The trial of peaceful activists from Michigan Coalition Against Tar Sands (MI CATS) ended today with the jury finding Vicci Hamlin, Lisa Leggio, and Barb Carter guilty of both charges brought against them: trespassing and resisting and obstructing an officer. Supporters are deeply saddened that after deliberation for over 10 hours the verdict returned as guilty of all counts. The jury was split most of this time, returning to the courtroom several times for clarification. Sentencing was scheduled for March 5th and the defendants’ bail was revoked and immediately taken into custody.
On January 15th when a denied motion to quash was heard by Judge Collette, he told the MI CATS that they would not be allowed to argue that their actions were “environmentally necessary”. Collette said, “If there is somebody leaking oil on a piece of property and you race out in the yard, and you go in and you stop it, and they charge you with trespassing, I’d throw that case out in a heartbeat. That’s what I think of as ‘Environmental Necessity.” The judge obviously does not understand the severity of the looming climate crisis and that unjust laws allow for the destruction of communities and public health so corporations like Enbridge can maximize their profit. Moreover, the outcome of the case was especially discerning since Judge Collette previously stated that he wanted to make an example out of the three protesters.
This action in which Lisa, Barb, and Vicci were a part of, was not only aimed at stopping the expansion of a Enbridge tar sands pipeline before the next disaster, it was also to stand in solidarity with First Nations land being turned into a sacrifice zones to mine tar sands. They used their positions of relative privilege to support communities currently being poisoned in Detroit and others because of extraction industries that put profit before people. Their actions were nothing less than necessary.

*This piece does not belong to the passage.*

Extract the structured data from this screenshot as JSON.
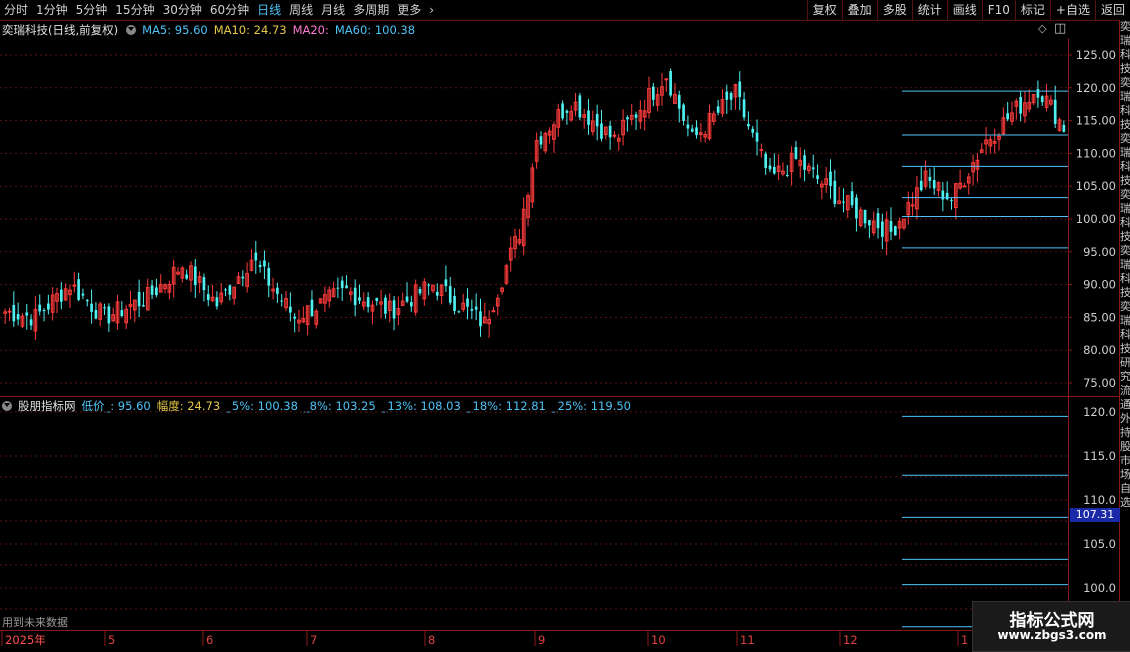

Vicci Hamlin, who became a great grandmother Monday, expressed how for her and Lisa as parents, this is a necessity, stating “ The threat that tar sands extraction poses to my children, grandchildren and now great grandchild requires me to act”. Lisa Leggio, will be a grandmother next week said, “ I came to Michigan from New York, and fell in love with nature and the water. Seeing up-close the devastation that the 2010 tar sands spill caused to the Kalamazoo river and surrounding community, I think about my daughter and her unborn child. What are we leaving them? I did this for them, and we did this for everyone’s children”.
Prosecuting attorney Danielle Dixon and Judge Collette forbad the defense to mention many of the reasons why defendants were taking this action. Such as, the 2010 Kalamazoo oil spill, the largest on-land oil spill in US history that still is needing cleanup, past its deadline. On Thursday, Barb Carter was silenced by Judge William Collette for mentioning that she lived 3 miles away from the Marathon Tar Sands refinery which affects her ability to breath when entering or leaving her home. The judge also personally questioned her after both prosecution and defense questioned her.
The MI CATS has vowed to continue peaceful resistance despite the sentence imposed. As long as Enbridge is attempting to pump toxic tar sands into refineries, principally located in communities of color, MI CATS will be standing alongside anyone who wishes to stop them. The charges used have historically been used to disrupt communities and incarcerate mainly people of color and the poor in Michigan. The fight to challenge Michigan’s Resisting and Obstructing statute is going to continue with the MI CATS appeal.
Your support, love, and commitment to this movement of movements means the world to us.
Please visit MichiganCats.org for continuous updates.